Federal Reserve Chair Janet Yellen and her cohorts will convene for the first policy meeting of 2016 this week. No action is expected. Yet the wording of their statement and how much focus is given to downside risks will be closely watched.
The stakes, as they've frequently been in this central bank dependent bull market, are high. Stocks are coming off their worst-ever start to a year. As in: It's never been this bad before. The Russell 2000 small-cap index has dropped more than 20 percent from its high, entering a bear market. Crude oil fell well below the $30-a-barrel level, not seen since 2003. Large-cap stocks have dropped back to 2013 levels.
Against the backdrop, this week’s Fed meeting has taken on renewed importance. Stocks nervously inched higher late last week, in part because of growing hopes the Fed makes a dovish turn. On Wednesday afternoon, we'll find out if these hopes are justified.
It will be the first opportunity for Fed officials to respond to the economic and financial market reaction to their decision to raise interest rates by a quarter point in December, kicking off the first policy tightening cycle in more than a decade. And it will be their first opportunity to pull back their four-quarter-point rate hike forecast for 2016.
Bank of America Merrill Lynch economist Michael Hanson gives the Fed credit for the technical execution of the rate hike (no small feat after a long experiment with zero-interest rate policy going back to 2008). Yet given recent market turmoil, and growing nervousness about the inflation outlook, the language of the policy statement may be more cautious.
The futures market is already discounting this: According to Hanson, traders only expect at most one rate hike for all of 2016. We won't know the specifics of any changes to the Fed's rate hike forecast until the Summary of Economic Projections or "dot plot" is next released in March. Still, a dovish policy statement, although an imprecise communication tool, would be broadly viewed as bringing the Fed's likely rate hike guidance (which will next be released in March) into closer alignment with market expectations.
Stocks would likely respond with a resumption of the short-covering rally out of last week's lows while turning their focus back to the likes of the Bank of Japan, the European Central Bank and the People's Bank of China, where fresh monetary stimulus measures are expected. The Fed merely removing itself from the limelight, since it is the only major central bank with a tightening bias, would be a positive for markets.
Yet Hanson warns of the very real risk of a hawkish surprise given recent comments from the like of St. Louis Fed President James Bullard, who recently talked up the fading inflation drag from low energy prices, as well as from Vice Chair Stanley Fischer, who surprised many by talking up a preference to raise rates to combat market bubbles if necessary.
Bullard's analysis is worth dwelling on. He presented two different scenarios.
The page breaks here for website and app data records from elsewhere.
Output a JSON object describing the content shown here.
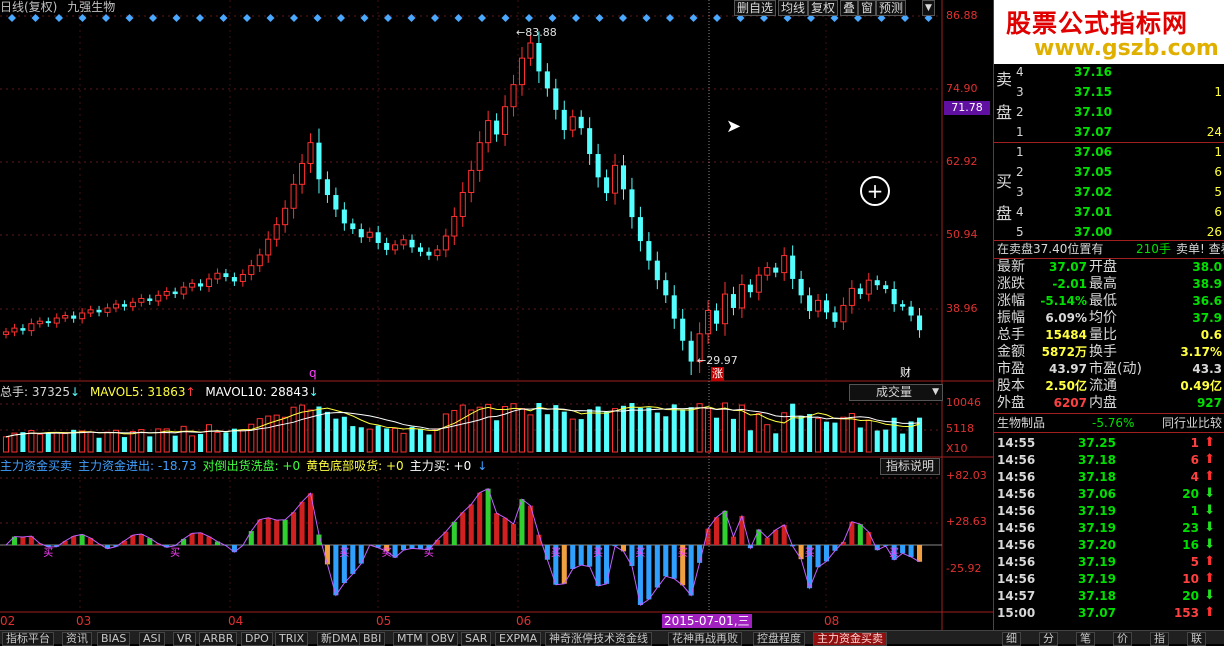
{
  "header": {
    "period": "日线(复权)",
    "stock_name": "九强生物",
    "buttons": [
      "删自选",
      "均线",
      "复权",
      "叠",
      "窗",
      "预测"
    ]
  },
  "price_axis": [
    "86.88",
    "74.90",
    "62.92",
    "50.94",
    "38.96"
  ],
  "current_price_tag": "71.78",
  "annotations": {
    "high": "83.88",
    "low": "29.97",
    "marker_q": "q",
    "marker_zhang": "涨",
    "marker_cai": "财"
  },
  "volume": {
    "label_total": "总手: 37325",
    "label_mavol5": "MAVOL5: 31863",
    "label_mavol10": "MAVOL10: 28843",
    "selector": "成交量",
    "axis": [
      "10046",
      "5118",
      "X10"
    ]
  },
  "indicator": {
    "labels": [
      {
        "text": "主力资金买卖",
        "color": "#40a0ff"
      },
      {
        "text": "主力资金进出: -18.73",
        "color": "#40a0ff"
      },
      {
        "text": "对倒出货洗盘: +0",
        "color": "#40ff40"
      },
      {
        "text": "黄色底部吸货: +0",
        "color": "#ffff40"
      },
      {
        "text": "主力买: +0",
        "color": "#ffffff"
      }
    ],
    "button": "指标说明",
    "axis": [
      "+82.03",
      "+28.63",
      "-25.92"
    ],
    "buy_label": "买"
  },
  "x_axis": [
    "02",
    "03",
    "04",
    "05",
    "06",
    "08"
  ],
  "date_marker": "2015-07-01,三",
  "logo": {
    "line1": "股票公式指标网",
    "line2": "www.gszb.com"
  },
  "order_book": {
    "sell_side_label": [
      "卖",
      "盘"
    ],
    "buy_side_label": [
      "买",
      "盘"
    ],
    "asks": [
      {
        "level": "4",
        "price": "37.16",
        "vol": ""
      },
      {
        "level": "3",
        "price": "37.15",
        "vol": "1"
      },
      {
        "level": "2",
        "price": "37.10",
        "vol": ""
      },
      {
        "level": "1",
        "price": "37.07",
        "vol": "24"
      }
    ],
    "bids": [
      {
        "level": "1",
        "price": "37.06",
        "vol": "1"
      },
      {
        "level": "2",
        "price": "37.05",
        "vol": "6"
      },
      {
        "level": "3",
        "price": "37.02",
        "vol": "5"
      },
      {
        "level": "4",
        "price": "37.01",
        "vol": "6"
      },
      {
        "level": "5",
        "price": "37.00",
        "vol": "26"
      }
    ]
  },
  "info_bar": {
    "left": "在卖盘37.40位置有",
    "mid": "210手",
    "right": "卖单! 查看详"
  },
  "quote": [
    {
      "l1": "最新",
      "v1": "37.07",
      "c1": "g",
      "l2": "开盘",
      "v2": "38.0",
      "c2": "g"
    },
    {
      "l1": "涨跌",
      "v1": "-2.01",
      "c1": "g",
      "l2": "最高",
      "v2": "38.9",
      "c2": "g"
    },
    {
      "l1": "涨幅",
      "v1": "-5.14%",
      "c1": "g",
      "l2": "最低",
      "v2": "36.6",
      "c2": "g"
    },
    {
      "l1": "振幅",
      "v1": "6.09%",
      "c1": "w",
      "l2": "均价",
      "v2": "37.9",
      "c2": "g"
    },
    {
      "l1": "总手",
      "v1": "15484",
      "c1": "y",
      "l2": "量比",
      "v2": "0.6",
      "c2": "y"
    },
    {
      "l1": "金额",
      "v1": "5872万",
      "c1": "y",
      "l2": "换手",
      "v2": "3.17%",
      "c2": "y"
    },
    {
      "l1": "市盈",
      "v1": "43.97",
      "c1": "w",
      "l2": "市盈(动)",
      "v2": "43.3",
      "c2": "w"
    },
    {
      "l1": "股本",
      "v1": "2.50亿",
      "c1": "y",
      "l2": "流通",
      "v2": "0.49亿",
      "c2": "y"
    },
    {
      "l1": "外盘",
      "v1": "6207",
      "c1": "r",
      "l2": "内盘",
      "v2": "927",
      "c2": "g"
    }
  ],
  "sector": {
    "name": "生物制品",
    "change": "-5.76%",
    "compare": "同行业比较"
  },
  "ticks": [
    {
      "time": "14:55",
      "price": "37.25",
      "vol": "1",
      "dir": "up"
    },
    {
      "time": "14:56",
      "price": "37.18",
      "vol": "6",
      "dir": "up"
    },
    {
      "time": "14:56",
      "price": "37.18",
      "vol": "4",
      "dir": "up"
    },
    {
      "time": "14:56",
      "price": "37.06",
      "vol": "20",
      "dir": "down"
    },
    {
      "time": "14:56",
      "price": "37.19",
      "vol": "1",
      "dir": "down"
    },
    {
      "time": "14:56",
      "price": "37.19",
      "vol": "23",
      "dir": "down"
    },
    {
      "time": "14:56",
      "price": "37.20",
      "vol": "16",
      "dir": "down"
    },
    {
      "time": "14:56",
      "price": "37.19",
      "vol": "5",
      "dir": "up"
    },
    {
      "time": "14:56",
      "price": "37.19",
      "vol": "10",
      "dir": "up"
    },
    {
      "time": "14:57",
      "price": "37.18",
      "vol": "20",
      "dir": "down"
    },
    {
      "time": "15:00",
      "price": "37.07",
      "vol": "153",
      "dir": "up"
    }
  ],
  "bottom_tabs": [
    "指标平台",
    "资讯",
    "BIAS",
    "ASI",
    "VR",
    "ARBR",
    "DPO",
    "TRIX",
    "新DMA",
    "BBI",
    "MTM",
    "OBV",
    "SAR",
    "EXPMA",
    "神奇涨停技术资金线",
    "花神再战再败",
    "控盘程度",
    "主力资金买卖"
  ],
  "bottom_tabs_active": "主力资金买卖",
  "bottom_right_tabs": [
    "细",
    "分",
    "笔",
    "价",
    "指",
    "联"
  ],
  "colors": {
    "up": "#ff3030",
    "down": "#54ffff",
    "frame": "#a02020",
    "axis_text": "#e03030",
    "tag": "#6010a0",
    "date_marker": "#a020c0"
  },
  "chart_data": {
    "type": "candlestick",
    "y_range": [
      29.97,
      86.88
    ],
    "high_label": 83.88,
    "low_label": 29.97,
    "close": [
      36.8,
      37.4,
      37.0,
      38.1,
      38.5,
      38.2,
      39.0,
      39.4,
      38.9,
      39.8,
      40.3,
      39.9,
      40.6,
      41.2,
      40.8,
      41.5,
      42.1,
      41.7,
      42.6,
      43.2,
      42.8,
      43.9,
      44.5,
      44.0,
      45.2,
      46.1,
      45.5,
      44.8,
      45.9,
      47.3,
      49.0,
      51.5,
      53.8,
      56.4,
      60.2,
      63.5,
      66.8,
      61.0,
      58.5,
      56.2,
      54.0,
      53.1,
      51.8,
      52.6,
      50.9,
      49.8,
      50.6,
      51.4,
      50.2,
      49.5,
      48.9,
      49.8,
      52.0,
      55.1,
      58.9,
      62.4,
      66.8,
      70.3,
      68.1,
      72.5,
      76.0,
      80.2,
      82.6,
      78.1,
      75.4,
      72.0,
      68.8,
      70.9,
      69.1,
      65.0,
      61.3,
      58.8,
      63.2,
      59.4,
      55.0,
      51.2,
      48.1,
      45.0,
      42.6,
      38.9,
      35.4,
      32.1,
      36.5,
      40.2,
      38.1,
      42.8,
      40.6,
      44.3,
      43.1,
      45.8,
      47.0,
      46.2,
      48.9,
      45.2,
      42.6,
      40.1,
      41.8,
      39.9,
      38.4,
      41.0,
      43.7,
      42.8,
      45.0,
      44.2,
      43.6,
      41.2,
      40.8,
      39.4,
      37.07
    ]
  }
}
In the first, if oil prices stabilized near $40 while all other prices continued to increase at their 2015 pace, the headline Consumer Price Index inflation rate would rise over the Fed's 2 percent target later this year. In the second, if oil stabilized near $20 by June, CPI inflation would rise only 0.6 percent this year and not reach the 2 percent target until mid-2017.
The overzealousness of bearish crude oil speculators could very well push oil prices back towards $40. Bloomberg is reporting that put-option bets on crude falling below $25 have risen to an all-time high — potentially setting the stage for an epic short squeeze in oil if the right catalyst comes along. Should this happen, given the stability in the jobs market and the desire to avoid the appearance of December's rate hike being a policy mistake, the Fed could very well stick to its guns on further rate hikes this year.
Another consideration is that the makeup of the policy voters at the Fed tilts slightly more hawkish this year than it did in 2015. Chicago Fed President Charles Evans — a noted dove — is out while three policy hawks (Bullard, Kansas City Fed President Esther George and Cleveland Fed President Loretta Mester) are getting votes.
Overall, Hanson is looking for three rate hikes this year, admitting it is just too soon for the Fed to change course. He puts the odds of a March hike at about 30 percent with June being the more likely window for another rate increase.
If the Fed disappoints, the bulls will have to wait until Yellen's semi-annual testimony to Congress on Feb. 10 and 11 for the next chance at cheap money deliverance. In the meantime, stocks could fall hard and fast, since the Dow Jones Industrial Average fell back below the 16,000 level on Monday and now rests on a critical, must-hold support level at its 200-week moving average.
A break below this level would likely spell the end of the post-2009 bull market.